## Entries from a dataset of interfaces
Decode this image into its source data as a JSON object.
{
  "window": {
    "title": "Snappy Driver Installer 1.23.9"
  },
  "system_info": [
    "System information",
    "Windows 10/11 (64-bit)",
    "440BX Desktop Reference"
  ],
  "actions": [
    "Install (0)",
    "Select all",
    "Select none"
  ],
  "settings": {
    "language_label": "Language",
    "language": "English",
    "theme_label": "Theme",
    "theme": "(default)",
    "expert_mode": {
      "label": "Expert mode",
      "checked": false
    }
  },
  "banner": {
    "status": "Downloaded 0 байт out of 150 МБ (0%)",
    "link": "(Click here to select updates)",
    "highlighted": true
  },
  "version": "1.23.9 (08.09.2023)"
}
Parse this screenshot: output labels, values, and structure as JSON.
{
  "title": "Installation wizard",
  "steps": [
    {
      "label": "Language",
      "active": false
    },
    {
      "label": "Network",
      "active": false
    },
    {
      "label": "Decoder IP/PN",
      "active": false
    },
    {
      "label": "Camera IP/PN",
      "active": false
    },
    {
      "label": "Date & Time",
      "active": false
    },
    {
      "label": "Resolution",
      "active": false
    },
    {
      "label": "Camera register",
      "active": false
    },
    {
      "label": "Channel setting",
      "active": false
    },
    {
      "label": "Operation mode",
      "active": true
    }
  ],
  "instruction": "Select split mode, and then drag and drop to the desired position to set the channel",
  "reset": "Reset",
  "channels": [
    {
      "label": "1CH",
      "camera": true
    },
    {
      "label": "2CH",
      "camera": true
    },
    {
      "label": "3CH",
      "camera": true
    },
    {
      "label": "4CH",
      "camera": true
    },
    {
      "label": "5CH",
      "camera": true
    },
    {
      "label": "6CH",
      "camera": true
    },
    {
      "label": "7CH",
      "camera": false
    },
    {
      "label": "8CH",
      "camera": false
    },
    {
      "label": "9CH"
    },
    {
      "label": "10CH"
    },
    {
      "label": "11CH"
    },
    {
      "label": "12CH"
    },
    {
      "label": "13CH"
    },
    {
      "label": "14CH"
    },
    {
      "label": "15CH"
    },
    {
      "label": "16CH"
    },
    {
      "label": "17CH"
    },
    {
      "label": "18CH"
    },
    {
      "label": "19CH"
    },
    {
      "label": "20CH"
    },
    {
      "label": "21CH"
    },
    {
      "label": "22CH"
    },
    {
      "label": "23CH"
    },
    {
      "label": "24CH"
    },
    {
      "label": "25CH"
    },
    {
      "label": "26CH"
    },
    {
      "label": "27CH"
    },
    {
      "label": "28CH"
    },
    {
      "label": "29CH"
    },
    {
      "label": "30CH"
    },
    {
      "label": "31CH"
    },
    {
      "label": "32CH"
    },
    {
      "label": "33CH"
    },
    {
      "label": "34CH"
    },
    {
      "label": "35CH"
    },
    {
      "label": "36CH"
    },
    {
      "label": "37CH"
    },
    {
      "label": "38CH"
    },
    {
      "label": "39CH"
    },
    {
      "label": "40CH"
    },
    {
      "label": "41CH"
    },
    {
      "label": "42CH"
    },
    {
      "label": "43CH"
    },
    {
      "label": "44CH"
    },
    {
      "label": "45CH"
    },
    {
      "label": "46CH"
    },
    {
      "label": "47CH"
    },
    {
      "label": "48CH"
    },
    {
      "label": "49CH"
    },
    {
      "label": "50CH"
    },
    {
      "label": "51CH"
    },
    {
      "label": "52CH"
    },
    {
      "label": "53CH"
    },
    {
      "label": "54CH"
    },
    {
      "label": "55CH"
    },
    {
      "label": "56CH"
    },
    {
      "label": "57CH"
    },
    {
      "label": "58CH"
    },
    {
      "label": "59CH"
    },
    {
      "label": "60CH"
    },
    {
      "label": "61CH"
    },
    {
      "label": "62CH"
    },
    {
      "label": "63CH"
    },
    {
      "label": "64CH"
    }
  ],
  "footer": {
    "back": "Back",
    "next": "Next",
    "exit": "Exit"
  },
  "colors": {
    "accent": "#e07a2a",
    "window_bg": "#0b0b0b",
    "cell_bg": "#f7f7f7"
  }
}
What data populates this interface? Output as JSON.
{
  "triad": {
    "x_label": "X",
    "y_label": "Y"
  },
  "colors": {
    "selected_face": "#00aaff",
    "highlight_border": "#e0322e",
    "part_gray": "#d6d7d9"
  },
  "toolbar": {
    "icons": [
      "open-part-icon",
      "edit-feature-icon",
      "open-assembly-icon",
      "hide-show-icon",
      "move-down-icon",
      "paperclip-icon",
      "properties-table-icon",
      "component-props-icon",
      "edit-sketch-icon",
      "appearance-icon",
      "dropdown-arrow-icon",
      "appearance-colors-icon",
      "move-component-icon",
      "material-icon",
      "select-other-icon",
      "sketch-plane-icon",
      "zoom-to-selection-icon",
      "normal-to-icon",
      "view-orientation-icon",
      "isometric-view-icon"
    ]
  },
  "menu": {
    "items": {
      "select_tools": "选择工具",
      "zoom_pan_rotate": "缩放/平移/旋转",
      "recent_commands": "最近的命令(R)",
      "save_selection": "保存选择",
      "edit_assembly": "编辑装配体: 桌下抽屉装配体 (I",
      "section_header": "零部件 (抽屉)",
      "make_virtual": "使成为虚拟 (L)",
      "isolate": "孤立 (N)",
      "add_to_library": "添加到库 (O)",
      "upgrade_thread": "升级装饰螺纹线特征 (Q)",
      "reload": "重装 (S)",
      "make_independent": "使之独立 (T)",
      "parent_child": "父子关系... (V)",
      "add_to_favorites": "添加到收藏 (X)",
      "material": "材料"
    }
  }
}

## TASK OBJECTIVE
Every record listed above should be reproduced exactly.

## RESPONSE TO THE TASK
Decode this image into its source data as a JSON object.
{
  "window": {
    "title": "Snappy Driver Installer 1.23.9"
  },
  "system_info": [
    "System information",
    "Windows 10/11 (64-bit)",
    "440BX Desktop Reference"
  ],
  "actions": [
    "Install (0)",
    "Select all",
    "Select none"
  ],
  "settings": {
    "language_label": "Language",
    "language": "English",
    "theme_label": "Theme",
    "theme": "(default)",
    "expert_mode": {
      "label": "Expert mode",
      "checked": false
    }
  },
  "banner": {
    "status": "Downloaded 0 байт out of 150 МБ (0%)",
    "link": "(Click here to select updates)",
    "highlighted": true
  },
  "version": "1.23.9 (08.09.2023)"
}
Parse this screenshot: output labels, values, and structure as JSON.
{
  "title": "Installation wizard",
  "steps": [
    {
      "label": "Language",
      "active": false
    },
    {
      "label": "Network",
      "active": false
    },
    {
      "label": "Decoder IP/PN",
      "active": false
    },
    {
      "label": "Camera IP/PN",
      "active": false
    },
    {
      "label": "Date & Time",
      "active": false
    },
    {
      "label": "Resolution",
      "active": false
    },
    {
      "label": "Camera register",
      "active": false
    },
    {
      "label": "Channel setting",
      "active": false
    },
    {
      "label": "Operation mode",
      "active": true
    }
  ],
  "instruction": "Select split mode, and then drag and drop to the desired position to set the channel",
  "reset": "Reset",
  "channels": [
    {
      "label": "1CH",
      "camera": true
    },
    {
      "label": "2CH",
      "camera": true
    },
    {
      "label": "3CH",
      "camera": true
    },
    {
      "label": "4CH",
      "camera": true
    },
    {
      "label": "5CH",
      "camera": true
    },
    {
      "label": "6CH",
      "camera": true
    },
    {
      "label": "7CH",
      "camera": false
    },
    {
      "label": "8CH",
      "camera": false
    },
    {
      "label": "9CH"
    },
    {
      "label": "10CH"
    },
    {
      "label": "11CH"
    },
    {
      "label": "12CH"
    },
    {
      "label": "13CH"
    },
    {
      "label": "14CH"
    },
    {
      "label": "15CH"
    },
    {
      "label": "16CH"
    },
    {
      "label": "17CH"
    },
    {
      "label": "18CH"
    },
    {
      "label": "19CH"
    },
    {
      "label": "20CH"
    },
    {
      "label": "21CH"
    },
    {
      "label": "22CH"
    },
    {
      "label": "23CH"
    },
    {
      "label": "24CH"
    },
    {
      "label": "25CH"
    },
    {
      "label": "26CH"
    },
    {
      "label": "27CH"
    },
    {
      "label": "28CH"
    },
    {
      "label": "29CH"
    },
    {
      "label": "30CH"
    },
    {
      "label": "31CH"
    },
    {
      "label": "32CH"
    },
    {
      "label": "33CH"
    },
    {
      "label": "34CH"
    },
    {
      "label": "35CH"
    },
    {
      "label": "36CH"
    },
    {
      "label": "37CH"
    },
    {
      "label": "38CH"
    },
    {
      "label": "39CH"
    },
    {
      "label": "40CH"
    },
    {
      "label": "41CH"
    },
    {
      "label": "42CH"
    },
    {
      "label": "43CH"
    },
    {
      "label": "44CH"
    },
    {
      "label": "45CH"
    },
    {
      "label": "46CH"
    },
    {
      "label": "47CH"
    },
    {
      "label": "48CH"
    },
    {
      "label": "49CH"
    },
    {
      "label": "50CH"
    },
    {
      "label": "51CH"
    },
    {
      "label": "52CH"
    },
    {
      "label": "53CH"
    },
    {
      "label": "54CH"
    },
    {
      "label": "55CH"
    },
    {
      "label": "56CH"
    },
    {
      "label": "57CH"
    },
    {
      "label": "58CH"
    },
    {
      "label": "59CH"
    },
    {
      "label": "60CH"
    },
    {
      "label": "61CH"
    },
    {
      "label": "62CH"
    },
    {
      "label": "63CH"
    },
    {
      "label": "64CH"
    }
  ],
  "footer": {
    "back": "Back",
    "next": "Next",
    "exit": "Exit"
  },
  "colors": {
    "accent": "#e07a2a",
    "window_bg": "#0b0b0b",
    "cell_bg": "#f7f7f7"
  }
}
What data populates this interface? Output as JSON.
{
  "triad": {
    "x_label": "X",
    "y_label": "Y"
  },
  "colors": {
    "selected_face": "#00aaff",
    "highlight_border": "#e0322e",
    "part_gray": "#d6d7d9"
  },
  "toolbar": {
    "icons": [
      "open-part-icon",
      "edit-feature-icon",
      "open-assembly-icon",
      "hide-show-icon",
      "move-down-icon",
      "paperclip-icon",
      "properties-table-icon",
      "component-props-icon",
      "edit-sketch-icon",
      "appearance-icon",
      "dropdown-arrow-icon",
      "appearance-colors-icon",
      "move-component-icon",
      "material-icon",
      "select-other-icon",
      "sketch-plane-icon",
      "zoom-to-selection-icon",
      "normal-to-icon",
      "view-orientation-icon",
      "isometric-view-icon"
    ]
  },
  "menu": {
    "items": {
      "select_tools": "选择工具",
      "zoom_pan_rotate": "缩放/平移/旋转",
      "recent_commands": "最近的命令(R)",
      "save_selection": "保存选择",
      "edit_assembly": "编辑装配体: 桌下抽屉装配体 (I",
      "section_header": "零部件 (抽屉)",
      "make_virtual": "使成为虚拟 (L)",
      "isolate": "孤立 (N)",
      "add_to_library": "添加到库 (O)",
      "upgrade_thread": "升级装饰螺纹线特征 (Q)",
      "reload": "重装 (S)",
      "make_independent": "使之独立 (T)",
      "parent_child": "父子关系... (V)",
      "add_to_favorites": "添加到收藏 (X)",
      "material": "材料"
    }
  }
}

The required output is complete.